El Capitan supercomputer will be 10 times as powerful as anything we’ve seen before

The US Department of Energy’s (DoE) upcoming El Capitan supercomputer will be capable of 2 exaflops of computing performance, making it more powerful than the top 200 fastest supercomputers combined.

The record-breaking supercomputer, which is expected to be delivered in early 2023 and will be located at the Lawrence Livermore National Laboratory (LLNL) in California, will be used by the DoE’s National Nuclear Security Administration to advance America’s nuclear security missions.


Google to invest $10 billion building US data centres and offices in 2020

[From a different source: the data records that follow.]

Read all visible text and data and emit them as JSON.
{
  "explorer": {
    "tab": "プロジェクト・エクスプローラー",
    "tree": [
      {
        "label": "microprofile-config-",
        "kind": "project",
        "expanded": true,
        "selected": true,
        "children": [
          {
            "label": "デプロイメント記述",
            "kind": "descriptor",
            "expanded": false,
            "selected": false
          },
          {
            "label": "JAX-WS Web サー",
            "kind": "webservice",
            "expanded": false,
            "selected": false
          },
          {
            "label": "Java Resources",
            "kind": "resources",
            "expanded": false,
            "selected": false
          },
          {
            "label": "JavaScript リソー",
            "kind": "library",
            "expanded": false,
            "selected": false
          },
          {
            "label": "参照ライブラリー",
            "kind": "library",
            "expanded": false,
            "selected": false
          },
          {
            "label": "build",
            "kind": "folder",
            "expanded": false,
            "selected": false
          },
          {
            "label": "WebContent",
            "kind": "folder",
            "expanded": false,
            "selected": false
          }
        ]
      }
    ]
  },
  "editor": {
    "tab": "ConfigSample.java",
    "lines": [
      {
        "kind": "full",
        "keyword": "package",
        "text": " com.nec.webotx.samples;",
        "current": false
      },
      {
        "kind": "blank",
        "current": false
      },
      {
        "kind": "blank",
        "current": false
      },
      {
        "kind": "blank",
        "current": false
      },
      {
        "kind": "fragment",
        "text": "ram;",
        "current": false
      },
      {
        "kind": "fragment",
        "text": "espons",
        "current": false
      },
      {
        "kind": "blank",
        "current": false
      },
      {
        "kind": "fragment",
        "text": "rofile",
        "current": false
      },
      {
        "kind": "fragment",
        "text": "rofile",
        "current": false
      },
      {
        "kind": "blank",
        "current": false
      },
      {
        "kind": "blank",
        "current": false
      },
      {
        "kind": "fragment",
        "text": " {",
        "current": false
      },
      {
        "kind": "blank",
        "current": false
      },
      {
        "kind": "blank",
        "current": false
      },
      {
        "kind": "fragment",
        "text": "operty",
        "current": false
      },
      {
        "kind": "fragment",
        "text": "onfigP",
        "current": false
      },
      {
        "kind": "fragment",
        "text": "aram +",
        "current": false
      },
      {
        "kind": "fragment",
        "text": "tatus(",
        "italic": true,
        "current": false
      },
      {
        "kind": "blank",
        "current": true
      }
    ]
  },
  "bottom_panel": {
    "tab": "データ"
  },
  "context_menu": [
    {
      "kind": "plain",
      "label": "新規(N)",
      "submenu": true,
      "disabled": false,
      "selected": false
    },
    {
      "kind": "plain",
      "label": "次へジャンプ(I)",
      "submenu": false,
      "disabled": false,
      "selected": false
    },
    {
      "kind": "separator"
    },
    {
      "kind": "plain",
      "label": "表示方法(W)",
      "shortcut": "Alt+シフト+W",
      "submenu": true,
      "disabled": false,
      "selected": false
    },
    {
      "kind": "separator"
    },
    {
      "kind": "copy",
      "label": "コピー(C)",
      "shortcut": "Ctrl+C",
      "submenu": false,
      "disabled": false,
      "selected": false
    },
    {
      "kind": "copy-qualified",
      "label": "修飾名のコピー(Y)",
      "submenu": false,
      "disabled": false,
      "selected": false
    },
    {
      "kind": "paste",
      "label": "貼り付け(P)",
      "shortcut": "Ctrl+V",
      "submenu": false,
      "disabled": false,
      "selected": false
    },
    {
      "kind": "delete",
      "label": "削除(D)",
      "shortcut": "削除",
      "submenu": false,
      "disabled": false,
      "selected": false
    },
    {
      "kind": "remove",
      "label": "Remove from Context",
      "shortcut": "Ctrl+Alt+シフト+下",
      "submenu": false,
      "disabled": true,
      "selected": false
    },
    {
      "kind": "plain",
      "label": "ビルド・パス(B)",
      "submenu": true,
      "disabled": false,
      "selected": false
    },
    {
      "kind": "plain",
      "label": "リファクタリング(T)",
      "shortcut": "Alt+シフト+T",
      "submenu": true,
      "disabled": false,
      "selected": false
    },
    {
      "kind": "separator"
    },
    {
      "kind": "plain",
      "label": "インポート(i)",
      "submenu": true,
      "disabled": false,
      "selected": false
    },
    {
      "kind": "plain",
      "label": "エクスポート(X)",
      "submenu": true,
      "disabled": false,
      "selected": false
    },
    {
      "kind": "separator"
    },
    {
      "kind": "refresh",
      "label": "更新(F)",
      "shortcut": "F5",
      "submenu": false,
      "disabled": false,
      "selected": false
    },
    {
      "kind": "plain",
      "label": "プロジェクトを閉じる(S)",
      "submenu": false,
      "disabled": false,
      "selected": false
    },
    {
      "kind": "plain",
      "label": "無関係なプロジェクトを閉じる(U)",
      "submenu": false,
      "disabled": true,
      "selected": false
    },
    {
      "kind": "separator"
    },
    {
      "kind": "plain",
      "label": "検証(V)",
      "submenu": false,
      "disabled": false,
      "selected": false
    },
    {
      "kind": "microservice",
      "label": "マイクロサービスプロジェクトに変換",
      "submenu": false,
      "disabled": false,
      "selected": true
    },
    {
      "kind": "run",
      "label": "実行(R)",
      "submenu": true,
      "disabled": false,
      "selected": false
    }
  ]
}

Google plans to invest more than $10 billion building data centres and offices across the United States this year.

Sundar Pichai, CEO of Google and its parent company Alphabet, announced the news in a blog post. 


Google and Facebook shelve US-China subsea cable plan

Plans for a subsea cable system linking Los Angeles directly to China and Hong Kong have been abandoned over concerns about a third-party backer’s ties to Beijing.

Google and Facebook applied to the US regulator, the FCC, for more modest plans for the Pacific Light Cable Network (PLCN), that stop in the Philippines and Taiwan, three years after the tech giants announced what would have been the first submarine cable to directly connect Hong Kong and the US.